Corporate governance

Long-overdue changes in corporate governance are taking place.

Hitherto, shareholders and boards of directors merely were “rubber stamps” for anything and everything proposed by corporate officials.

No matter how outrageous some of that appeared to be, shareholders just supinely accepted what was put forth. That no longer is the case.

Many years ago an angry shareholder placed an advertisement in The Wall Street Journal hoping to recruit enough fellow shareholders so that he could be elected to a company board, but that attempt failed. Nowadays, shareholder activists only have to create a website and then at least have a matter brought to the attention of shareholders for consideration at an annual meeting. There, usually a summary of the business proposed at that meeting is circulated to all company shareholders, and where different resolutions are listed.

Typically, there is an opportunity to vote on the company’s approach to executive compensation through consideration of an advisory resolution. Most of the time shareholders are urged to vote against any dissident motion on this subject.

Reflecting a new mood, at one annual meeting a restriction on executive pay was adopted, despite verbal opposition by officials at that time.

Recently, several large investors in companies such as hedge funds or pension foundations have been urging other shareholders to vote against some board’s plans. This year activists, flexing their muscles, voted for an alternative slate of directors for the Canadian Pacific Railway.

Not long ago Rupert Murdoch, chairman and chief executive of News Corporation, faced a suggestion that he resign his chairmanship and be replaced by someone independent.
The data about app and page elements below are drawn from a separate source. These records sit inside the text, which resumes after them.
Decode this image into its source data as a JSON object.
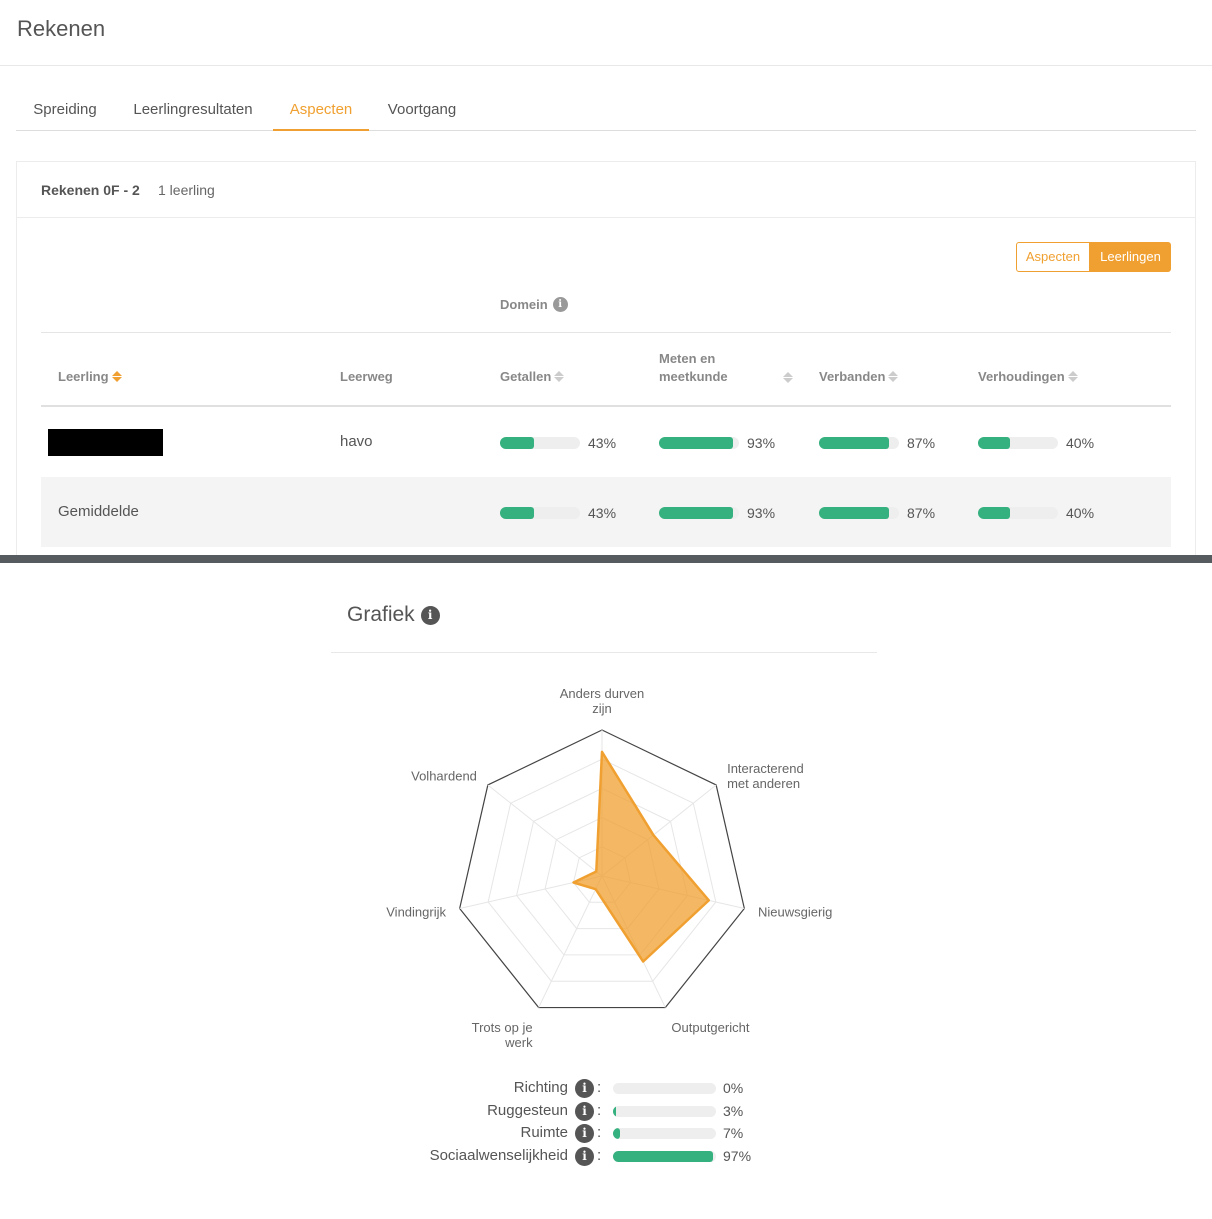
{
  "app": {
    "title": "Rekenen"
  },
  "tabs": [
    {
      "label": "Spreiding",
      "active": false
    },
    {
      "label": "Leerlingresultaten",
      "active": false
    },
    {
      "label": "Aspecten",
      "active": true
    },
    {
      "label": "Voortgang",
      "active": false
    }
  ],
  "card": {
    "title": "Rekenen 0F - 2",
    "subtitle": "1 leerling",
    "toggle": {
      "left": "Aspecten",
      "right": "Leerlingen",
      "selected": "Leerlingen"
    },
    "domein_label": "Domein",
    "columns": {
      "leerling": "Leerling",
      "leerweg": "Leerweg",
      "getallen": "Getallen",
      "meten": "Meten en meetkunde",
      "verbanden": "Verbanden",
      "verhoudingen": "Verhoudingen"
    },
    "rows": [
      {
        "name": "",
        "redacted": true,
        "leerweg": "havo",
        "getallen": 43,
        "meten": 93,
        "verbanden": 87,
        "verhoudingen": 40,
        "getallen_text": "43%",
        "meten_text": "93%",
        "verbanden_text": "87%",
        "verhoudingen_text": "40%"
      },
      {
        "name": "Gemiddelde",
        "redacted": false,
        "leerweg": "",
        "getallen": 43,
        "meten": 93,
        "verbanden": 87,
        "verhoudingen": 40,
        "getallen_text": "43%",
        "meten_text": "93%",
        "verbanden_text": "87%",
        "verhoudingen_text": "40%"
      }
    ]
  },
  "grafiek": {
    "title": "Grafiek",
    "chart_data": {
      "type": "radar",
      "axes": [
        "Anders durven zijn",
        "Interacterend met anderen",
        "Nieuwsgierig",
        "Outputgericht",
        "Trots op je werk",
        "Vindingrijk",
        "Volhardend"
      ],
      "axis_labels": [
        [
          "Anders durven",
          "zijn"
        ],
        [
          "Interacterend",
          "met anderen"
        ],
        [
          "Nieuwsgierig"
        ],
        [
          "Outputgericht"
        ],
        [
          "Trots op je",
          "werk"
        ],
        [
          "Vindingrijk"
        ],
        [
          "Volhardend"
        ]
      ],
      "values": [
        0.85,
        0.45,
        0.75,
        0.65,
        0.1,
        0.2,
        0.05
      ],
      "max": 1,
      "rings": 5,
      "color": "#f0a030"
    }
  },
  "scores": [
    {
      "label": "Richting",
      "value": 0,
      "text": "0%"
    },
    {
      "label": "Ruggesteun",
      "value": 3,
      "text": "3%"
    },
    {
      "label": "Ruimte",
      "value": 7,
      "text": "7%"
    },
    {
      "label": "Sociaalwenselijkheid",
      "value": 97,
      "text": "97%"
    }
  ],
  "colors": {
    "accent": "#f0a030",
    "bar": "#35b07f",
    "track": "#eeeeee"
  }
}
Other issues are continuing to attract scrutiny from shareholders, such as support for pay packages explicitly tied to performance for management in general.

Others want more influence on political contributions, that managers’ speeches be limited and in line with the public’s views. One company in distress had to contend with a plan to oust the entire management, to be replaced by a new group.

It has become apparent that more plans by individuals not connected with management will be placed in the notices of annual meetings.

All of this is a major departure from current practices, and like the “Occupy Wall Street” movement, which it resembles, will shake up the corporate world.



Bruce Whitestone